3 Error occurred
4 Cancelled
5 Completed

Nintex Workflow for SharePoint 2010 released

I guess it was not an accident that Nintex released Nintex Workflow 2010 on day 1 of #WPC, the Microsoft Worldwide Partner Conference.

When I was searching for some Nintex video’s on Youtube, I found this very nice video of Mike Fitzmaurice explaining with his well known and recognizable voice what Nintex Workflow 2010 is.

For the readers who are not familiar with Nintex workflow, it adds a drag-and-drop workflow designer, connectivity and advanced workflow features to the Microsoft SharePoint document management and collaboration platform, empowering business users and IT Professionals alike to quickly and easily automate business processes; from a simple leave approval request, to complex integration across external applications and data sources.

The slogan of Nintex is “Worklfow for everyone™” and if you ask me, that’s what they bring

I would like to add or emphasize a really important reason why Nintex Workflow is IMO “better” then a custom development workflow. Release management. When a Visual Studio workflow is ready for production and a WSP (SharePoint Solution) file is produced, you have to go to he release management procedures and processes, and they can be quite hard with SharePoint.

The moment my SharePoint 2010 environment is up and running , I will start to experiment with Nintex Workflow 2010, and if time allows me, I’ll even post about that :-)

I guess it was not an accident that Nintex released Nintex Workflow 2010 on day 1 of #WPC, the Microsoft Worldwide Partner Conference.

When I was searching for some Nintex video’s on Youtube, I found this very nice video of Mike Fitzmaurice explaining with his well known and recognizable voice what Nintex Workflow 2010 is.

For the readers who are not familiar with Nintex workflow, it adds a drag-and-drop workflow designer, connectivity and advanced workflow features to the Microsoft SharePoint document management and collaboration platform, empowering business users and IT Professionals alike to quickly and easily automate business processes; from a simple leave approval request, to complex integration across external applications and data sources.

The slogan of Nintex is “Worklfow for everyone™” and if you ask me, that’s what they bring

 

I would like to add or emphasize a really important reason why Nintex Workflow is IMO “better” then a custom development workflow. Release management. When a Visual Studio workflow is ready for production and a WSP (SharePoint Solution) file is produced, you have to go to he release management procedures and processes, and they can be quite hard with SharePoint.

The moment my SharePoint 2010 environment is up and running , I will start to experiment with Nintex Workflow 2010, and if time allows me, I’ll even post about that :-)

SharePoint Workflow Status: how to use the workflow status in a workflow (or a view)?

Recently I had to configure a SharePoint workflow where an item had to be copied to another list when the Approval Workflow status is approved. It was ok to start the workflow manually. The workflow had to be created in SharePoint Designer 2007, since no other specialized workflow software is/was available.

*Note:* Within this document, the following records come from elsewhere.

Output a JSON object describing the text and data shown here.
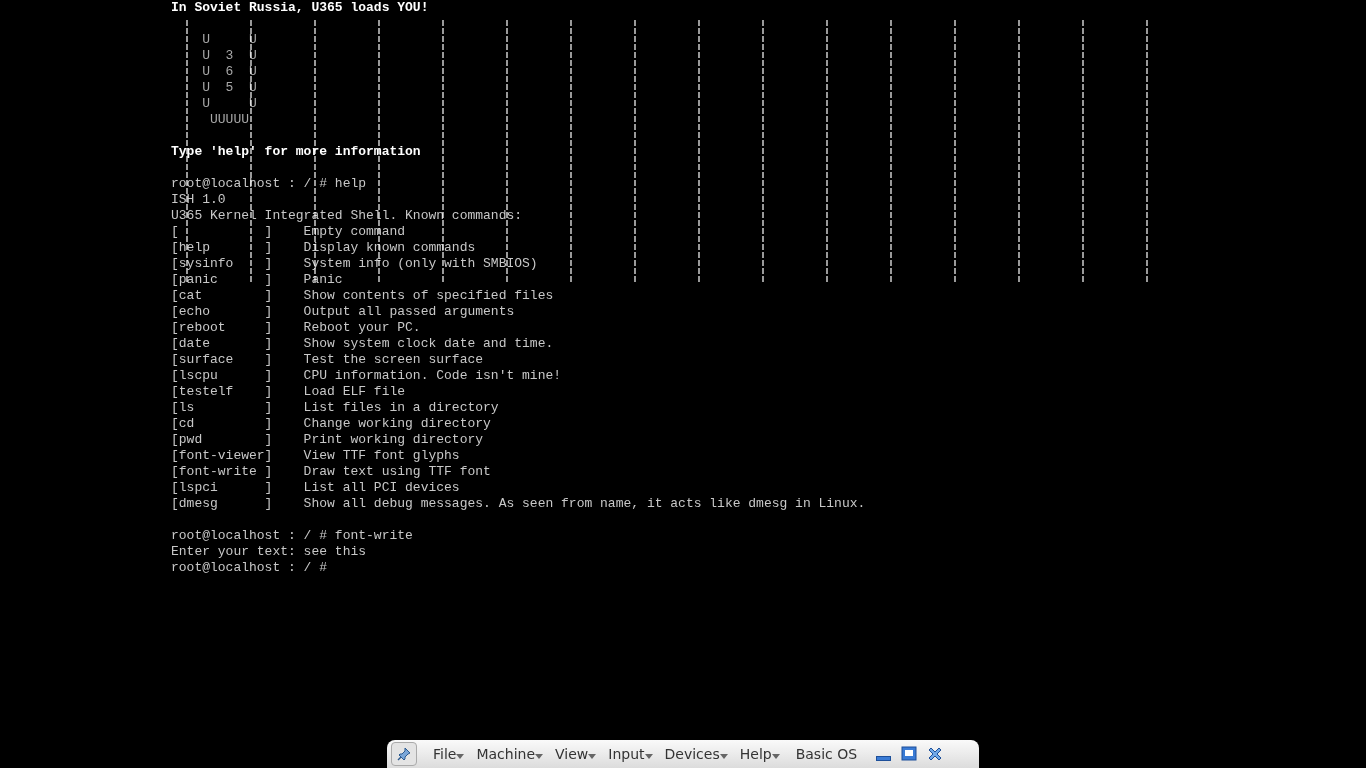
{
  "console": {
    "lines": [
      {
        "kind": "heading",
        "text": "In Soviet Russia, U365 loads YOU!"
      },
      {
        "kind": "blank"
      },
      {
        "kind": "logo",
        "text": "    U     U"
      },
      {
        "kind": "logo",
        "text": "    U  3  U"
      },
      {
        "kind": "logo",
        "text": "    U  6  U"
      },
      {
        "kind": "logo",
        "text": "    U  5  U"
      },
      {
        "kind": "logo",
        "text": "    U     U"
      },
      {
        "kind": "logo",
        "text": "     UUUUU"
      },
      {
        "kind": "blank"
      },
      {
        "kind": "heading",
        "text": "Type 'help' for more information"
      },
      {
        "kind": "blank"
      },
      {
        "kind": "output",
        "text": "root@localhost : / # help"
      },
      {
        "kind": "output",
        "text": "ISH 1.0"
      },
      {
        "kind": "output",
        "text": "U365 Kernel Integrated Shell. Known commands:"
      },
      {
        "kind": "output",
        "text": "[           ]    Empty command"
      },
      {
        "kind": "output",
        "text": "[help       ]    Display known commands"
      },
      {
        "kind": "output",
        "text": "[sysinfo    ]    System info (only with SMBIOS)"
      },
      {
        "kind": "output",
        "text": "[panic      ]    Panic"
      },
      {
        "kind": "output",
        "text": "[cat        ]    Show contents of specified files"
      },
      {
        "kind": "output",
        "text": "[echo       ]    Output all passed arguments"
      },
      {
        "kind": "output",
        "text": "[reboot     ]    Reboot your PC."
      },
      {
        "kind": "output",
        "text": "[date       ]    Show system clock date and time."
      },
      {
        "kind": "output",
        "text": "[surface    ]    Test the screen surface"
      },
      {
        "kind": "output",
        "text": "[lscpu      ]    CPU information. Code isn't mine!"
      },
      {
        "kind": "output",
        "text": "[testelf    ]    Load ELF file"
      },
      {
        "kind": "output",
        "text": "[ls         ]    List files in a directory"
      },
      {
        "kind": "output",
        "text": "[cd         ]    Change working directory"
      },
      {
        "kind": "output",
        "text": "[pwd        ]    Print working directory"
      },
      {
        "kind": "output",
        "text": "[font-viewer]    View TTF font glyphs"
      },
      {
        "kind": "output",
        "text": "[font-write ]    Draw text using TTF font"
      },
      {
        "kind": "output",
        "text": "[lspci      ]    List all PCI devices"
      },
      {
        "kind": "output",
        "text": "[dmesg      ]    Show all debug messages. As seen from name, it acts like dmesg in Linux."
      },
      {
        "kind": "blank"
      },
      {
        "kind": "output",
        "text": "root@localhost : / # font-write"
      },
      {
        "kind": "output",
        "text": "Enter your text: see this"
      },
      {
        "kind": "output",
        "text": "root@localhost : / #"
      }
    ]
  },
  "toolbar": {
    "pinned": true,
    "menus": [
      {
        "label": "File"
      },
      {
        "label": "Machine"
      },
      {
        "label": "View"
      },
      {
        "label": "Input"
      },
      {
        "label": "Devices"
      },
      {
        "label": "Help"
      }
    ],
    "title": "Basic OS"
  }
}
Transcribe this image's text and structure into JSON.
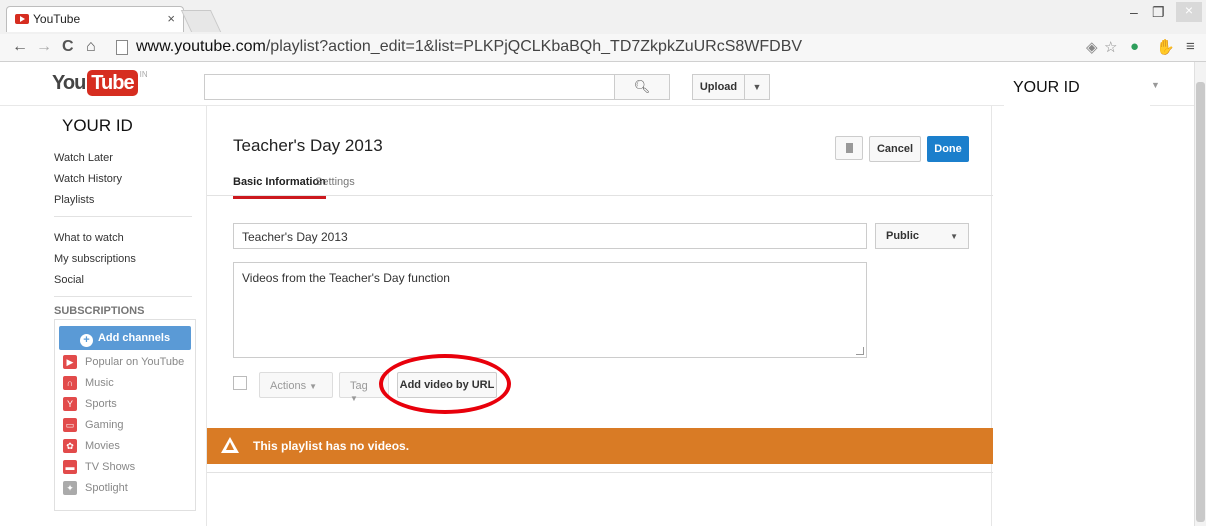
{
  "browser": {
    "tab_title": "YouTube",
    "tab_close": "×",
    "url_host": "www.youtube.com",
    "url_path": "/playlist?action_edit=1&list=PLKPjQCLKbaBQh_TD7ZkpkZuURcS8WFDBV",
    "minimize": "–",
    "restore": "❐",
    "close": "×"
  },
  "header": {
    "logo_you": "You",
    "logo_tube": "Tube",
    "logo_country": "IN",
    "search_value": "",
    "upload_label": "Upload",
    "user_id": "YOUR ID"
  },
  "sidebar": {
    "user_id": "YOUR ID",
    "library": [
      "Watch Later",
      "Watch History",
      "Playlists"
    ],
    "guide": [
      "What to watch",
      "My subscriptions",
      "Social"
    ],
    "subscriptions_title": "SUBSCRIPTIONS",
    "add_channels_label": "Add channels",
    "channels": [
      {
        "label": "Popular on YouTube",
        "color": "#e24b4b",
        "icon": "popular-icon"
      },
      {
        "label": "Music",
        "color": "#e24b4b",
        "icon": "headphones-icon"
      },
      {
        "label": "Sports",
        "color": "#e24b4b",
        "icon": "trophy-icon"
      },
      {
        "label": "Gaming",
        "color": "#e24b4b",
        "icon": "gamepad-icon"
      },
      {
        "label": "Movies",
        "color": "#e24b4b",
        "icon": "film-reel-icon"
      },
      {
        "label": "TV Shows",
        "color": "#e24b4b",
        "icon": "tv-icon"
      },
      {
        "label": "Spotlight",
        "color": "#aaaaaa",
        "icon": "spotlight-icon"
      }
    ]
  },
  "playlist": {
    "title": "Teacher's Day 2013",
    "cancel_label": "Cancel",
    "done_label": "Done",
    "tabs": [
      "Basic Information",
      "Settings"
    ],
    "title_field_value": "Teacher's Day 2013",
    "privacy_value": "Public",
    "description_value": "Videos from the Teacher's Day function",
    "actions_label": "Actions",
    "tag_label": "Tag",
    "add_url_label": "Add video by URL",
    "empty_message": "This playlist has no videos."
  },
  "colors": {
    "brand_red": "#d62d20",
    "done_blue": "#1b7fcc",
    "warning_orange": "#d97b25",
    "annotation_red": "#e8000b"
  }
}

The problem I had was that when I assigned a condition that would check if the Approval Status equals Approved. But this doesn’t work when you use this condition, it will be skipped, because internally SharePoint uses a number for the workflow status.

Also, if you Edit in Datasheet (your list or Library) you can see the numbers is stead of the text.

Here is an overview:

Status

Value

Not Started

0

Failed on Start

1

In Progress

2

Error Occurred

3

Canceled

4

Completed

5

Failed on Start(Retrying)

6

Error Occurred (Retrying)

7

Canceled

15

Approved

16

Rejected

17

So, I need to modify my workflow like : If Approval Status Equals 16, ….

The same policy applies when you would like to have a view where you display items based on their Approval Workflow Status.

This list is partially copied from David Wise blog